“Hong Kong overtook New York to become the world’s largest ultra-high-net-worth city.” Perhaps you saw this widely shared headline from the recently released World Ultra Wealth Report. While it was the latest study to put Hong Kong’s ultra-wealthy in the international spotlight, it is just one of many reports on the theme.
According to the Hurun Global Rich List, Hong Kong had the world’s fastest-growing high-net-worth individual (HNWI) population and fastest-growing HNWI wealth from 2008–2015 (21% and 22% annualized growth, respectively). Hong Kong now has more billionaires than all but two other cities (131 in Beijing, 92 in New York, and 80 in Hong Kong). At the lower end of the wealth spectrum, a recent Citibank study revealed that Hong Kong has one million millionaires (measured in Hong Kong dollars), meaning that with a population of 7.36 million, one in seven Hong Kongers is a millionaire.
With headlines like these, it is no wonder that nonprofit organizations from all over the world have an eye on Hong Kong. In addition to the 9,000 local charities vying for donations from these wealthy individuals, many overseas universities are also actively cultivating their alumni and connections in Hong Kong for major gifts.
Why universities? While hard data on philanthropy is sparse for Hong Kong and across Asia more broadly, many studies support the fact that education is the region’s top philanthropic cause of choice. In Knight Frank’s Wealth Report, 66% of respondents in Asia chose education as the philanthropic cause donors are most likely to support, higher than the global average of 54%.
So just how do overseas universities fundraise in Hong Kong? Some, like the University of Chicago, have brick-and-mortar enterprises in Hong Kong with programs and staff on site. Others have an office in Hong Kong that supports a variety of the home institution’s work in the region, such as the University of Southern California’s Hong Kong and South China Office or the University of Oxford’s China Office.
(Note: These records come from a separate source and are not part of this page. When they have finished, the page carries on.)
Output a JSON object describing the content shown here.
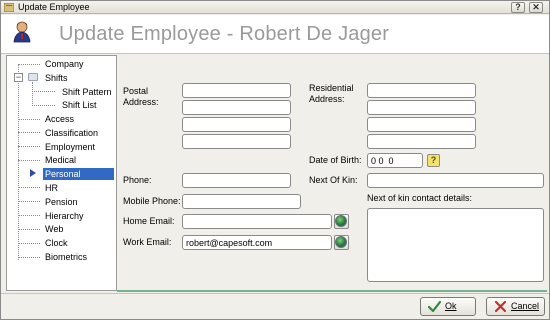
{
  "window": {
    "title": "Update Employee",
    "help_button": "?",
    "close_button": "✕"
  },
  "header": {
    "title": "Update Employee - Robert De Jager"
  },
  "tree": {
    "items": [
      {
        "label": "Company"
      },
      {
        "label": "Shifts",
        "expander": "−"
      },
      {
        "label": "Shift Pattern"
      },
      {
        "label": "Shift List"
      },
      {
        "label": "Access"
      },
      {
        "label": "Classification"
      },
      {
        "label": "Employment"
      },
      {
        "label": "Medical"
      },
      {
        "label": "Personal",
        "selected": true
      },
      {
        "label": "HR"
      },
      {
        "label": "Pension"
      },
      {
        "label": "Hierarchy"
      },
      {
        "label": "Web"
      },
      {
        "label": "Clock"
      },
      {
        "label": "Biometrics"
      }
    ]
  },
  "form": {
    "postal_address_label": "Postal Address:",
    "postal_address_lines": [
      "",
      "",
      "",
      ""
    ],
    "residential_address_label": "Residential Address:",
    "residential_address_lines": [
      "",
      "",
      "",
      ""
    ],
    "date_of_birth_label": "Date of Birth:",
    "date_of_birth_value": "0 0  0",
    "help_icon_text": "?",
    "phone_label": "Phone:",
    "phone_value": "",
    "next_of_kin_label": "Next Of Kin:",
    "next_of_kin_value": "",
    "mobile_phone_label": "Mobile Phone:",
    "mobile_phone_value": "",
    "next_of_kin_contact_label": "Next of kin contact details:",
    "next_of_kin_contact_value": "",
    "home_email_label": "Home Email:",
    "home_email_value": "",
    "work_email_label": "Work Email:",
    "work_email_value": "robert@capesoft.com"
  },
  "buttons": {
    "ok_label": "Ok",
    "cancel_label": "Cancel"
  },
  "colors": {
    "selection": "#316ac5",
    "accent_band": "#77b38b"
  }
}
Many universities have set up their own registered charities in Hong Kong, running these foundations on their own or with the support of a law firm like Withers or an agency like Global Philanthropic. According to the list of Charitable Institutions and Trusts registered in Hong Kong, over 50 overseas universities have such charities in place. A sampling of this group, by country, includes:
- United States: Brown University, Columbia University, Johns Hopkins University, MIT, University of Michigan, Tufts University
- Canada: University of British Columbia, University of Toronto, University of Waterloo
- Australia: Macquarie University, University of Sydney, University of New South Wales
- United Kingdom: University of Cambridge, University of Manchester, and Edinburgh Napier University
Another route some universities take is setting up a fund within a family of foundations, allowing Hong Kongers to make tax-advantaged gifts to an organization like The Chapel & York HK Foundation, which processes the donation, issues gift receipts, and passes the gift along to the home institution.
Although Hong Kong has a legendarily low tax rate, the opportunity for a charitable tax deduction is still an important factor for many donors. Under the Inland Revenue Ordinance, individuals may be able to claim deductions for up to 35% of their income or profits. Aside from these monetary savings, having a way to make tax-advantaged gifts also sends an important message to the donor: that the university takes their donations seriously, that they are not the only one in Hong Kong making gifts, and that there is a commitment to the Hong Kong community. And, as Ruth Shapiro argues in the recent book Pragmatic Philanthropy: Asian Charity Explained, tax benefits also signal that the local government endorses giving to these organizations, a signal that carries more weight in Asian nations than in many other parts of the world.
Universities take many different approaches to staffing their Hong Kong fundraising operations. At one end of the spectrum, the University of Manchester has a Head of Philanthropy for Asia living and working full-time in Hong Kong. At the other end, institutions like the University of Michigan and Macquarie University have international engagement officers and fundraisers who live at the home institution but travel to Hong Kong on a regular basis. In between these two approaches are examples like the University of British Columbia or University of Alberta, with one or more staff in Hong Kong whose wide-ranging job responsibilities include fundraising support.
What’s the right approach for your organization to take in Hong Kong? As this overview suggests, there is no one-size-fits-all answer. In the coming weeks, I will be sharing insights from a variety of the institutions above, including why they are set up as they are, the advantages and challenges of their structure, and what advice they have for everyone else reading those global wealth reports and turning an eye to Hong Kong.
Stay tuned for more on this topic! And if you’d like to share what’s made your own fundraising program successful in Hong Kong, contact me at firstname.lastname@example.org.